Version of this article previously published in the Water New Zealand Journal (Sep/Oct 2019 issue).

The digital revolution has promised to make our jobs easier through shiny new technologies, or even to automate our work with artificial intelligence. 

In the water sector, asset management tools are becoming increasingly sophisticated; smart meters offer more usage data than we have had before, while Building Information Management (BIM) has the potential to transform the way we build and operate assets.

And yet, in reality, our jobs are getting busier and busier as we have to manage more and more systems and meet increasingly complex compliance and reporting requirements. We need to take a smarter approach if we are going to realise the full benefits of digital technologies.

Drowning in the digital deluge

Despite the progress that has been made in digital technologies over the last decades, many common problems continue to persist: 

Too much data; not enough information

Although we now have more data than ever before, this does not always mean that we have the information we need to make informed decisions. In our rush to record data, we can lose track of its purpose and how we need to aggregate and analyse the data to make it meaningful. Data we have might be inaccurate, eroding the trust we have in it. 

Systems are complex for users

Our teams bear the burden of using the digital technologies we adopt, which require training and ongoing support. When these systems are cumbersome to use, this burden is increased.

Propagation of technologies

Research has shown that people use an average of 56 different apps and websites each day. 

To address these issues and make digital technologies work for us, we should consider the following approaches while implementing digital solutions:

1. Have a clear purpose

Every digital solution must offer a clear business value, whether it is improved efficiency and effectiveness or managing risk and compliance. 

Some will promise that digital technology can do anything (for a price!), but it certainly cannot do everything. Information Technology (IT) projects commonly fail when an unclear scope is allowed to grow to an unmanageable size.  So while it may be tempting to use an upgrade to your financial systems to improve your asset management solution, it may be better to plan this as a separate initiative.
Clarity about the value being delivered will help to define the scope of a digital initiative. Tools like Investment Logic Maps can help to define problems, benefits, responses and solutions. 

2. Put people at the centre

A digital solution is a combination of technology, processes and people. Once we know what value a digital initiative will deliver, we can identify the people who will be involved. Some of these people will be direct users of the system, while others may benefit indirectly, for example, through receiving new reports. 

Additional stakeholders may be responsible for funding the solution or continuing to maintain it. All of these people need to be engaged in a successful digital initiative, from initial consultation, defining requirements, design, training and support. Digital solutions should allow our teams to do things more easily, but only if we bring them along on the journey.

3. Make incremental progress

Most organisations already have several major business digital systems in place, e.g. financial management, customers relationship management (CRM), asset management, human resources and document management. Future benefits can be gained through smaller incremental initiatives. 

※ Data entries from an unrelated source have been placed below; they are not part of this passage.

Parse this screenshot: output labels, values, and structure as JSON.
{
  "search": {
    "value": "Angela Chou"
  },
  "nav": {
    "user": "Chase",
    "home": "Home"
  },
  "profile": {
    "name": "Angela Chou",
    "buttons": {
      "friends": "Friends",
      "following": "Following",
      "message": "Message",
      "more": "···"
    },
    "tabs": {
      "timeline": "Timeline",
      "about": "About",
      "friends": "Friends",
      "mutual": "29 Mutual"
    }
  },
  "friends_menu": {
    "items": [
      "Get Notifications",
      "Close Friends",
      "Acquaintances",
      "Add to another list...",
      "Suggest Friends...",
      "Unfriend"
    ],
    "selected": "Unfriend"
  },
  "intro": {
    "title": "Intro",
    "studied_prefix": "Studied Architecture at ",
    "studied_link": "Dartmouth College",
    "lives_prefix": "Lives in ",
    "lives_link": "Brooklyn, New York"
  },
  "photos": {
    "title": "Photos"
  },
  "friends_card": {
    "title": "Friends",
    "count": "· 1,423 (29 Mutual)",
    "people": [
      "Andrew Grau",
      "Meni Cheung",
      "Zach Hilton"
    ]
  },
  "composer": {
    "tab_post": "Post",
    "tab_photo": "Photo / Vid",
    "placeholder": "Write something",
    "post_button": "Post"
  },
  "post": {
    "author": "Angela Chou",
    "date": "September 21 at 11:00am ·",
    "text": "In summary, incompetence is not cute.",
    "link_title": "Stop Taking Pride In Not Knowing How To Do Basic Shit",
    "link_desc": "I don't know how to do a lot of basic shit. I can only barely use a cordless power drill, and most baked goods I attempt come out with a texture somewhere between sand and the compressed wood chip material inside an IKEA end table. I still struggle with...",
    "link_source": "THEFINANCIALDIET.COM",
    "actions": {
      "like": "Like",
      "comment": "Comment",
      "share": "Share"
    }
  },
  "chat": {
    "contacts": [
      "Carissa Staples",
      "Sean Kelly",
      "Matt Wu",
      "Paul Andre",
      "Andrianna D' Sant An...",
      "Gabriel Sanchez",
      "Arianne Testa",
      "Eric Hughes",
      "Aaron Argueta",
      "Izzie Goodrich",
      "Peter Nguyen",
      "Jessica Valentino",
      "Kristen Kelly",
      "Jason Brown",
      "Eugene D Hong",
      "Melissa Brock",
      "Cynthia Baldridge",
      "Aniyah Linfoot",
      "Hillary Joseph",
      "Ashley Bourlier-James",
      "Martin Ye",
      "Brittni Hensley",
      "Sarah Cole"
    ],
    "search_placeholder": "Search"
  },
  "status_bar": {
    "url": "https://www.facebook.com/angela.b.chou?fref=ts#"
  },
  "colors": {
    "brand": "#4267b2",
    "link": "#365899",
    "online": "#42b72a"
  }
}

Low-code application development platforms like Microsoft PowerApps and QuickBase and other cloud services are making it easier to build, test and implement new solutions. Data visualisation and analysis tools like Power BI and Tableau allow us to generate new insights and reports from existing data and systems. 

Automation tools like Microsoft Flow, Zapier and FME can integrate these systems and automate tasks. Initiatives to support users, improve data quality and streamline business processes can add as much value as new technologies.

If this progress is made with a holistic, systematic view, initiatives can incrementally build on one another. Leveraging existing technologies, applying lessons about what works and not re-inventing the wheel can lead to significant improvements over time.

Your ongoing digital evolution

Despite what technology vendors may have told you, there is no single solution to all of your problems. But there are ways we can work smarter, through having a clear purpose, keeping our people in mind and looking for incremental value.  

By bringing together water experts who understand how water service organisations operate, with digital experts who know what is technologically possible, there are many more benefits we can realise.